The Dead Sea, one of the world’s cultural and ecological treasures, has been long recognized for its healing powers. Legend holds that such figures as the Queen of Sheba, Aristotle and Cleopatra sought the Dead Sea’s life-enhancing waters. (In fact, it is said that Cleopatra traveled from Egypt to build the world’s first spa on its shore.)
King David took refuge there and Herod the Great soaked away cares of state in the sea. For 5,000 years people have floated (literally) on the buoyant, salty waters.
Today, tens of thousands of travelers from all over the world visit the Dead Sea to treat maladies from skin diseases to muscle and respiratory ailments. The mineral-rich waters, mud and thermo-mineral springs and oxygen-rich atmosphere are thought to have remarkable health-giving properties.
The salt lake, located along part of the border of Jordon and Israel, is the lowest point on Earth at 400 meters (1,310 feet) below sea level. It was formed when an earthquake caused two ancient continents to separate and form a deep rift. The Dead Sea is fed by the Jordon River and surrounding mineral springs.
Ten times more salty than the ocean and 3 times more than Utah’s Great Salt Lake, the water is so buoyant that swimming is more like bobbing along in a hot bath. No fish or plant can live there.
A natural health spa
The water contains 21 minerals, including magnesium, calcium, bromine and potassium. Twelve of these are found in no other sea or ocean on earth — and there is more calming bromine in the air around the Dead Sea than anywhere else on the planet.
These minerals help to treat skin diseases such as psoriasis and dermatitis, and the area’s warm dry air is beneficial to arthritis sufferers. With up to 8 percent more oxygen molecules per cubic meter than ordinary air at sea level and low pollen counts, the oxygen-rich air helps those suffering from certain asthmas and respiratory conditions.
Researchers have found that the region’s low altitude also offers health benefits to people with congestive heart failure who have had a heart attack.
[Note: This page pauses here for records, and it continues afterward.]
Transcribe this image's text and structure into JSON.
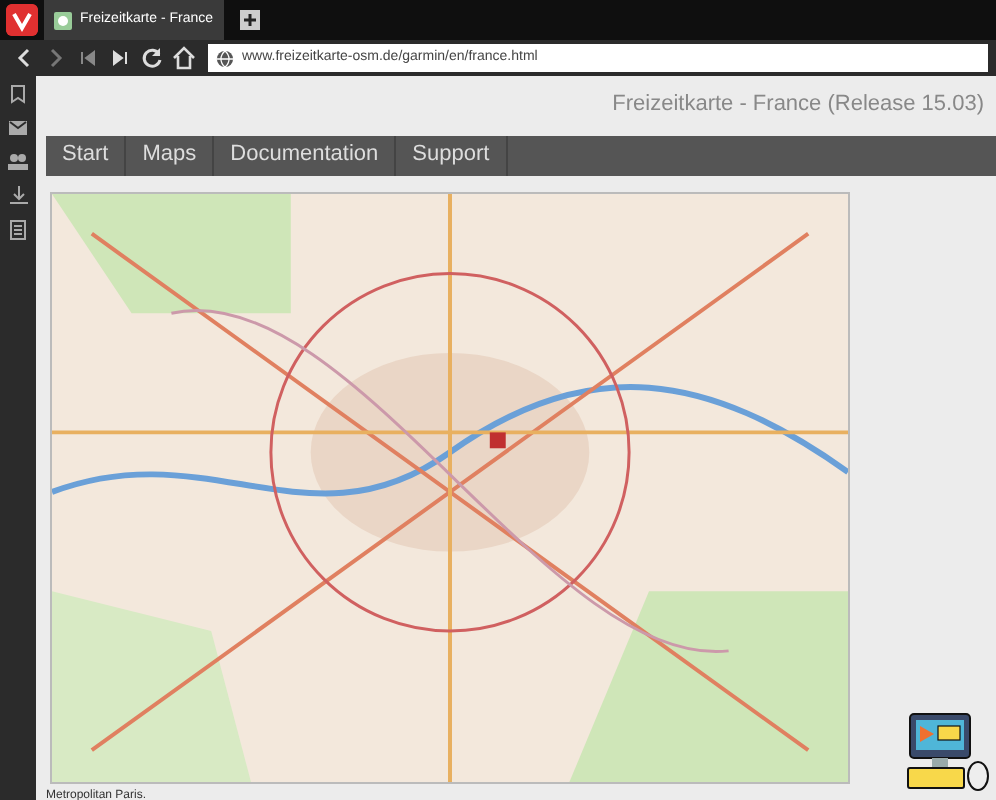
{
  "browser": {
    "tab": {
      "title": "Freizeitkarte - France",
      "selected": true
    },
    "url": "www.freizeitkarte-osm.de/garmin/en/france.html"
  },
  "page": {
    "title": "Freizeitkarte - France (Release 15.03)",
    "menu": [
      {
        "label": "Start"
      },
      {
        "label": "Maps"
      },
      {
        "label": "Documentation"
      },
      {
        "label": "Support"
      }
    ],
    "caption": "Metropolitan Paris."
  }
}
Patients reported they felt better and were able to walk longer distances on a treadmill after a short visit to the Dead Sea. They also experienced an increase in blood oxygen and a decrease in resting blood pressure.
To accommodate the many visitors to this natural health spa, a number of large hotels and spas have sprung up along the banks of the sea.
Unique touring opportunities
The Dead Sea region offers a breathtaking landscape — and a long, long history. Here are a few highlights.
Masada. The mountain fortress of Masada, built by Herod the Great, offers awe-inspiring views of the Judean Desert and Dead Sea. It is famous as the spot where nearly 1,000 Jewish zealots in 74 A.D. chose death over capture by Roman soldiers. It is also the site of the ruins of one of King Herod’s palaces.
You can climb Masada along its winding serpentine path or ride to the top via cable car. On summer nights, the story of Masada is told in a 40-minute sound and light show in its outdoor amphitheater.
Qumran. At the northern tip of the Dead Sea you’ll find the caves where 50 years ago, a Bedouin shepherd found the first of many Dead Sea Scrolls. While you can’t climb into the caves, you can explore the ruins thought to be inhabited 2,000 years ago, by the prophetic-messianic sect known as the Essenes.
Note: bird-watchers may also be treated with sightings of the many unusual birds of the Judean Desert, including the brilliantly colored Little Green Bee Eater.
Nearby, Kibbutz Almog houses replicas of the Dead Sea Scrolls.
Ein Gedi Oasis. Popular with hikers, this ancient oasis has embracing fresh water pools and waterfalls, lush tropical vegetation and desert ibex and rock badgers (or hyrax), distant relatives of elephants that roamed the region in prehistoric times.
Mount Sodom. Mount Sodom is an 11-mile range of pure salt. Standing on top is a block of salt known as Lot’s wife. The weathered formation resembles a woman turning to see God’s fury against the ancient “dens of sin” — the cities of Sodom and Gomorrah.
IF YOU GO
Hod Hamidbar Resort & Spa Hotel - Visit the resort’s mineral-rich sulphur pools, a heated Dead Sea water pool, hydrotherapy, treatment rooms, jacuzzi and a Finnish sauna.
Le Meridian Dead Sea - This five-star resort is set among 12 acres of luxuriant gardens. The hotel offers lake-sized pools, mineral baths, and a variety of wellness treatments using mud, seaweed, aloe vera or hot stones.
Moriah Plaza Dead Sea - Stretched alongside a private beach facing the Jordanian hills, this five-star hotel has heated indoor salt water and outdoor pools, as well as a spa offering a wide range of pampering treatments.
Daniel Dead Sea - Visit the newly renovated swimming pool (to the tune of $1 million) and the Shizen Spa.
Ein Gedi - This kibbutz-run spa with 6 thermo-mineral springs overlooks the sea and the Moab Mountains.
Article credit: Cynthia Ross Cravit of 50Plus.com